Influencing Change


These days I think about helping others change and progress. I work in a solid trusting organization but humans being humans change is hard. I am sharing resources I have found and blended. Incorporating any of this into your process is going to make anyone succesful in convincing others.


The book Never Split the Difference is an amazing resource for the best techniques for negotiation and advanced listening skills. The core techniques learned from the most difficult negotiations boils down to labels and mirrors while asking calibrated questions and using silence effectively. Convincing others to do something different is difficult unless these techniques are used. Being aware of Daniel Kahneman’s two system’s of thinking is key if you need someone to act and act quickly. Target emotions and not logic. If you want people to act on a change frame the issue as a loss and not as potential upside. Another skill to study up on is the use of tonality and Jordan Belfort is a master at it.

Selling Change

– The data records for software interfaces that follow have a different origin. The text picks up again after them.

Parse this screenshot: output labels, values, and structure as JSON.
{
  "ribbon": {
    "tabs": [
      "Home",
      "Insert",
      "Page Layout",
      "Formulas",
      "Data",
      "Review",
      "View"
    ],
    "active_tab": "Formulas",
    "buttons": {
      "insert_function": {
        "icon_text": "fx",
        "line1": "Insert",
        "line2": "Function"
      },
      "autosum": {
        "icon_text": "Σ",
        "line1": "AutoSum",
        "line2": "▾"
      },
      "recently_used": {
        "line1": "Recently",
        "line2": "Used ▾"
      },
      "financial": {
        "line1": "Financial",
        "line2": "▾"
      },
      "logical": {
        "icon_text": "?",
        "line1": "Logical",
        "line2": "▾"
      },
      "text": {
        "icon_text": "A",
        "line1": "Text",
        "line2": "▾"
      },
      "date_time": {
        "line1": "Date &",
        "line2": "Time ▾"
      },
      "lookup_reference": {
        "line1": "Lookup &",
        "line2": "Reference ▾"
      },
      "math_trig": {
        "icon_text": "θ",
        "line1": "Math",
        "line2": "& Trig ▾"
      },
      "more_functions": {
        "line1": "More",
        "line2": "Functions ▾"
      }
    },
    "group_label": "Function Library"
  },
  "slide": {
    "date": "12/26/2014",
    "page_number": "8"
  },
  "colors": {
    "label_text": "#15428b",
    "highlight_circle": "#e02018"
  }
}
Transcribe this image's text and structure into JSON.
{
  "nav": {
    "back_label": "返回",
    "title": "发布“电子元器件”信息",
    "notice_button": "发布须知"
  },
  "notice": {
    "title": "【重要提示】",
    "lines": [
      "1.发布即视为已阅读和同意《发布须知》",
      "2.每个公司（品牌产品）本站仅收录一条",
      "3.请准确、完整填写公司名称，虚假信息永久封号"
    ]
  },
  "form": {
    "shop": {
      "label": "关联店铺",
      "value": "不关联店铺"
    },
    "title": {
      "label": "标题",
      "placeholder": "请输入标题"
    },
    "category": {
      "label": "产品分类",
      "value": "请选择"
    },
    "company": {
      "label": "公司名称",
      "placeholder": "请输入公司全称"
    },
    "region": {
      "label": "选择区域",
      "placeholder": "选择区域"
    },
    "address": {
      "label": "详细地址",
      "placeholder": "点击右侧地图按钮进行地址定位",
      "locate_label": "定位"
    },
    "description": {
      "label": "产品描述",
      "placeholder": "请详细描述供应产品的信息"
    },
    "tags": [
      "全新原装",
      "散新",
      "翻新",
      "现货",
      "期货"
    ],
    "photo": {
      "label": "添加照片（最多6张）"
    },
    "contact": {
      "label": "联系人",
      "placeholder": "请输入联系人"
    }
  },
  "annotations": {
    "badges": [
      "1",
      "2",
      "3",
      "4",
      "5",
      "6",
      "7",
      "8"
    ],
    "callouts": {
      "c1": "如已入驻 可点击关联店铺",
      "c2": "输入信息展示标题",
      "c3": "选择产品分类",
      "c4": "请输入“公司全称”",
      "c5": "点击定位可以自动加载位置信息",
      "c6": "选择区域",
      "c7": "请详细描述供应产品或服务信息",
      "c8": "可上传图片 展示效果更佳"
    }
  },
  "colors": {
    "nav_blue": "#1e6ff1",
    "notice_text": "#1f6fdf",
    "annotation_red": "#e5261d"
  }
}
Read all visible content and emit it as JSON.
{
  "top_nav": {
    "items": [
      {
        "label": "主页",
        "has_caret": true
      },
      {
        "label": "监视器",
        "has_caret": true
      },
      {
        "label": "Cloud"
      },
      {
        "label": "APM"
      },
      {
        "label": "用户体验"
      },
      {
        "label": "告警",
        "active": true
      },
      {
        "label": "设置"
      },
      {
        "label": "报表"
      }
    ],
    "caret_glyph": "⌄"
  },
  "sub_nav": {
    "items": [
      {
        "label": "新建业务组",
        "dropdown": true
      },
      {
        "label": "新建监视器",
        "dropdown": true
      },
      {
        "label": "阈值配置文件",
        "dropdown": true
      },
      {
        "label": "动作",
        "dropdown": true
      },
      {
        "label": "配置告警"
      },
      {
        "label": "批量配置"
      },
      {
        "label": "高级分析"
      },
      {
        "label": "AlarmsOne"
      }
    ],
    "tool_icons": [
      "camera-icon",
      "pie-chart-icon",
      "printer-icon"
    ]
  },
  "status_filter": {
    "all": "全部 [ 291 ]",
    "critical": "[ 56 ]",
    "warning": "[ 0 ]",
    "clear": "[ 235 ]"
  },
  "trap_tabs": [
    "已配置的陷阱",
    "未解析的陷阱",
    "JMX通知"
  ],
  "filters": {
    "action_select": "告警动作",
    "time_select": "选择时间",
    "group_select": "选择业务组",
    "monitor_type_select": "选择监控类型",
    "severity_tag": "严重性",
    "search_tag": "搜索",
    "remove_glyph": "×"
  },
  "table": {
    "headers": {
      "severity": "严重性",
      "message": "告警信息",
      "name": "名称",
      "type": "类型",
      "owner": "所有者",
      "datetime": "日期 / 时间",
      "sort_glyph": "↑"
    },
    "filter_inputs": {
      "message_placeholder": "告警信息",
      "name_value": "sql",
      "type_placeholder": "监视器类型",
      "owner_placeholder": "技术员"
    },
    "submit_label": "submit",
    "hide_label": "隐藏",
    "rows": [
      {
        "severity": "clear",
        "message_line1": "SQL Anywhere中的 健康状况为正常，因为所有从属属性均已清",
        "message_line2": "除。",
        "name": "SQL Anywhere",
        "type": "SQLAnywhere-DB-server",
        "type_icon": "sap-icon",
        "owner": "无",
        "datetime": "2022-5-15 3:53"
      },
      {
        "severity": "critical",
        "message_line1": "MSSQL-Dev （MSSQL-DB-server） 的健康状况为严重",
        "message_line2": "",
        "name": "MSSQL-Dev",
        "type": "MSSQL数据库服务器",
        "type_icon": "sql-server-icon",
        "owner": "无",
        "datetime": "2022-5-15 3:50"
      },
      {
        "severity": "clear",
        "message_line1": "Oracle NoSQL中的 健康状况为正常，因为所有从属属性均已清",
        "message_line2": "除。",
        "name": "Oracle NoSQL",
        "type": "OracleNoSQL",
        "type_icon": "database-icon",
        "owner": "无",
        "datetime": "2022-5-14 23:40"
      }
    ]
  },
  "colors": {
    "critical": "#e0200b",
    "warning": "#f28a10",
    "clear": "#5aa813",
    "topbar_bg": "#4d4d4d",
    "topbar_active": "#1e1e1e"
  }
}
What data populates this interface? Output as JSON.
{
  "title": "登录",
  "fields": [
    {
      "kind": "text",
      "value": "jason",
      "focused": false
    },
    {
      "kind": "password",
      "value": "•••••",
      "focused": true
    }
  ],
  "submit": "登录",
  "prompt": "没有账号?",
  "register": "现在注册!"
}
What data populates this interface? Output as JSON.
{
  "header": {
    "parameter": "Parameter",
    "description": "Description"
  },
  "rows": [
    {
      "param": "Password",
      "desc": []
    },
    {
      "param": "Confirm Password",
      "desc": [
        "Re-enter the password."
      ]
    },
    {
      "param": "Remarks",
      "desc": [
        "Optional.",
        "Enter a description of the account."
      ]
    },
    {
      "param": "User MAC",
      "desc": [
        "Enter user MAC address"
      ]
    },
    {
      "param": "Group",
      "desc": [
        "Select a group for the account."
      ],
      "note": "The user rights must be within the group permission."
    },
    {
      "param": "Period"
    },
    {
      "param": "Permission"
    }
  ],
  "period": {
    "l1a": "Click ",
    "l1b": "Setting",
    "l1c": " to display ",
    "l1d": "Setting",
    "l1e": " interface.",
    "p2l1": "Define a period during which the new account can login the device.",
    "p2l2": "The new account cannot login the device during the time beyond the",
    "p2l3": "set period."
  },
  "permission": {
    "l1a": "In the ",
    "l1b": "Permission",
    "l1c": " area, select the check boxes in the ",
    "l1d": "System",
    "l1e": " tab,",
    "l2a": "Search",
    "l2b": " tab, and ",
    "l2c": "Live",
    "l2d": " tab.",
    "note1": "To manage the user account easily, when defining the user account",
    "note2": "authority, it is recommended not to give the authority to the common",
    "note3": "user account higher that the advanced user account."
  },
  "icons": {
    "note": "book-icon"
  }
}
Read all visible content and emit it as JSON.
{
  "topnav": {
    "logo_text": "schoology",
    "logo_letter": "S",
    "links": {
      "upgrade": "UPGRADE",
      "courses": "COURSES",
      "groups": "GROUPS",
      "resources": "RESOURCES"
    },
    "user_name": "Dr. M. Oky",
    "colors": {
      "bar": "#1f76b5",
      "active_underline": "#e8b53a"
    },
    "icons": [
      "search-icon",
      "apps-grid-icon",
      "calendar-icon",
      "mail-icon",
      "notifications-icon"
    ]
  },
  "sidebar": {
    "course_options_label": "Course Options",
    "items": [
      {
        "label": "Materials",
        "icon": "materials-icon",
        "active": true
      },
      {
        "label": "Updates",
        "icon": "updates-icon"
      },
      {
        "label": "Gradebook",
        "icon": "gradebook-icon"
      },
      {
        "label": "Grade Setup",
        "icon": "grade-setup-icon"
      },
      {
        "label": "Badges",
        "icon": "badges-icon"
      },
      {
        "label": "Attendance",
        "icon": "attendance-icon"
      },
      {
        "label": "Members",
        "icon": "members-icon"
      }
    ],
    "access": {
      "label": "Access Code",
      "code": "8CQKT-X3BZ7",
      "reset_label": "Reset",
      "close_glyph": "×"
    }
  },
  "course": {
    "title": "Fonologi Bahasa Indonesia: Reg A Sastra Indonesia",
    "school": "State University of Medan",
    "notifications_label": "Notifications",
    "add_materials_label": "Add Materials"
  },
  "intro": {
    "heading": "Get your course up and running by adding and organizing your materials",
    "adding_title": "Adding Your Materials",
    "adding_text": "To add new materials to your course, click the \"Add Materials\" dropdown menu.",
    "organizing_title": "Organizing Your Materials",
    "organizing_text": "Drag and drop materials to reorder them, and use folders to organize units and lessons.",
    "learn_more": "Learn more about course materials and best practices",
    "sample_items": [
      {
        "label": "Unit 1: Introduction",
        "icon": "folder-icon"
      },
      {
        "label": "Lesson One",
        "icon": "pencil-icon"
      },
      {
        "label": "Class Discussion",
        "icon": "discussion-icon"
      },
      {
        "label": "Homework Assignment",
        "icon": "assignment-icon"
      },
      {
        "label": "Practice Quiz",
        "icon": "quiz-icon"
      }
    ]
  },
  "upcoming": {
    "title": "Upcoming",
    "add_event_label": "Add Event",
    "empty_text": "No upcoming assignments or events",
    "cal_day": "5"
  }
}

Part of dealing with software bugs is convincing others they are worth fixing. I had the luxury to attend a testing conference where I met Huib Schoots and learned about his method for using stories to guide making bug reports more impactful. I put some of these tactics into place not only for bug reporting but also for teachable moments with developers. Why should we avoid gold plating? Why should we ship versus continuing to polish? What needs to be incorporated in any story is what is being lost and what the person you are influencing can do to fix it. It is imperative one does not sacrifice their credibility and remain ethical. We want to encourage others to make a good change that improves their lives.


Going back to Kahneman’s research, loss is incredibly motivating for humans and positive outcomes much less so. I had the opportunity to touch up a slide deck presenting a major business decision related to whether to grow staff to chase additional business. This person I helped is at a director level and uses data to convey what the business needs to do to change. Knowing Kahneman’s research and the importance of emotional language I punched up those slides. Great opportunity? No, a great missed opportunity. This fundamental change led to the business making the right decision to staff up to take on that opportunity.